— EXERCISE GOAL —
Looking at the listing below, work out the number of lines where the string "Tony" shows up, and give that number only.

+ + + + + + +

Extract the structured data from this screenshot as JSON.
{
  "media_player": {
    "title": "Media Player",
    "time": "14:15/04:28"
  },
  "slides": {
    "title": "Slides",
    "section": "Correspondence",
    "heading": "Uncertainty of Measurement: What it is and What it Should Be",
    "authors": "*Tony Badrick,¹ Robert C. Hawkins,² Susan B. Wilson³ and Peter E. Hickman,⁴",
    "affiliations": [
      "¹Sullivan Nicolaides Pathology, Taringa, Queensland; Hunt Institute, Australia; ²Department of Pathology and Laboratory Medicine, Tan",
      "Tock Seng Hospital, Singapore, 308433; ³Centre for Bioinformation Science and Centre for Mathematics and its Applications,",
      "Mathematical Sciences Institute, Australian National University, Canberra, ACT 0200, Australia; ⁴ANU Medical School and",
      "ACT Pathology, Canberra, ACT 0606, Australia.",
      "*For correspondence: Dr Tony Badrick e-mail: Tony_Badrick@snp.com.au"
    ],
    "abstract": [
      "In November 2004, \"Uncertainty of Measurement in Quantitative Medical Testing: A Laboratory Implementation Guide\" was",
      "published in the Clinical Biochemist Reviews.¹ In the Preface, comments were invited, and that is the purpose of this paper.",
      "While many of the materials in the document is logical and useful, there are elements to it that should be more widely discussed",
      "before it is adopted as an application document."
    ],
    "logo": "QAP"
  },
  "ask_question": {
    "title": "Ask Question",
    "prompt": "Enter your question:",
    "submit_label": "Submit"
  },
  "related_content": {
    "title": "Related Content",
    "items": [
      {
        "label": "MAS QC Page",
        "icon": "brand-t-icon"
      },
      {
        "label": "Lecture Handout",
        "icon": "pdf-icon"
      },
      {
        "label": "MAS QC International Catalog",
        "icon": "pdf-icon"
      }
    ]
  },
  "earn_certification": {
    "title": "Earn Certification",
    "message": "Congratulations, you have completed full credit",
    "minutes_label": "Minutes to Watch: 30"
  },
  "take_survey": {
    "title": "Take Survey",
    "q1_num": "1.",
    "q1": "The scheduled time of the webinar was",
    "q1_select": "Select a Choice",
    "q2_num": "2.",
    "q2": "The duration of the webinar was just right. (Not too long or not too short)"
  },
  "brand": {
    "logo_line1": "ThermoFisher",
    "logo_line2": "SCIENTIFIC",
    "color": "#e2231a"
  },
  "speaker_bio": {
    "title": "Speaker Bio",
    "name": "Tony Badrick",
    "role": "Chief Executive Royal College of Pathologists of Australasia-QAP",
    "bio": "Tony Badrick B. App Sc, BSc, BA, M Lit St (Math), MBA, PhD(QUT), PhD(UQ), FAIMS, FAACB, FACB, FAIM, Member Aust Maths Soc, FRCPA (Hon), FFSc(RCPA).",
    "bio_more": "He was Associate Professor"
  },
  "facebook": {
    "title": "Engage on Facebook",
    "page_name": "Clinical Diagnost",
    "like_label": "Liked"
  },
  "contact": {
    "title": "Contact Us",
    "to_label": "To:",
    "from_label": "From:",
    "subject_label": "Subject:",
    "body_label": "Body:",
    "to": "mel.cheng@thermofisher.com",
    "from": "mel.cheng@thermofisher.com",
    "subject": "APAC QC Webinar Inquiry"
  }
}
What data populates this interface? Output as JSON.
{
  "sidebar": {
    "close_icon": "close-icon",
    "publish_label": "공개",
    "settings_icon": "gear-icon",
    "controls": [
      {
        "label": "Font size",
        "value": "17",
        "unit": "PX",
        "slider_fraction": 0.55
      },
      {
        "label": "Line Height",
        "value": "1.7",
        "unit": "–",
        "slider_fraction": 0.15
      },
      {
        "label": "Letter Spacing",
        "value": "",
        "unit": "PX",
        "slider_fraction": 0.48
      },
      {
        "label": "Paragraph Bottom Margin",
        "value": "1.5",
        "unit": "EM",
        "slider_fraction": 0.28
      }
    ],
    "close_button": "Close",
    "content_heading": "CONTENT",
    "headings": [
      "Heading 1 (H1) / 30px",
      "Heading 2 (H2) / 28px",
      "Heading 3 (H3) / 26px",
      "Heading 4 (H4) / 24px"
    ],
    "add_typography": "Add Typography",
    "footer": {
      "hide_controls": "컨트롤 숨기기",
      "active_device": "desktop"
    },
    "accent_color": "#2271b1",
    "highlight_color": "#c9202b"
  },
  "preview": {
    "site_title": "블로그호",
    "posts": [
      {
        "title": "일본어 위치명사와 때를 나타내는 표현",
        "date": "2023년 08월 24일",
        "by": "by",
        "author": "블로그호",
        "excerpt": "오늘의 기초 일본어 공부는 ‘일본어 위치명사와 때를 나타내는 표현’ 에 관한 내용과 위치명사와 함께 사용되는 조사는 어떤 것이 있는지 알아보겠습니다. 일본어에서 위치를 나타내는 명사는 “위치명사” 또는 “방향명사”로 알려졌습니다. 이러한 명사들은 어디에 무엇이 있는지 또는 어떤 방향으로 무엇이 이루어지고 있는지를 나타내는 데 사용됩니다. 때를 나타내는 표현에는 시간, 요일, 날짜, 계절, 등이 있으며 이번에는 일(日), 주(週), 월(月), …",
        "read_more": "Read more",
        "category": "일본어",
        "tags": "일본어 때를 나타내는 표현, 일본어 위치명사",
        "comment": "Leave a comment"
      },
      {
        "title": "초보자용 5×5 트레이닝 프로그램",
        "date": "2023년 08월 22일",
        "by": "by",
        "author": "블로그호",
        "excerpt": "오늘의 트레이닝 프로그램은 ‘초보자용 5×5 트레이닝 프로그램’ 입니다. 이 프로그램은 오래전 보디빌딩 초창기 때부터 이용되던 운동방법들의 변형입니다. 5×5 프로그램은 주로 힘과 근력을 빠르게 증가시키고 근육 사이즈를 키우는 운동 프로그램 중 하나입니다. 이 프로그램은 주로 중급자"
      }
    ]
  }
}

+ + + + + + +

— EXERCISE ANSWER —
4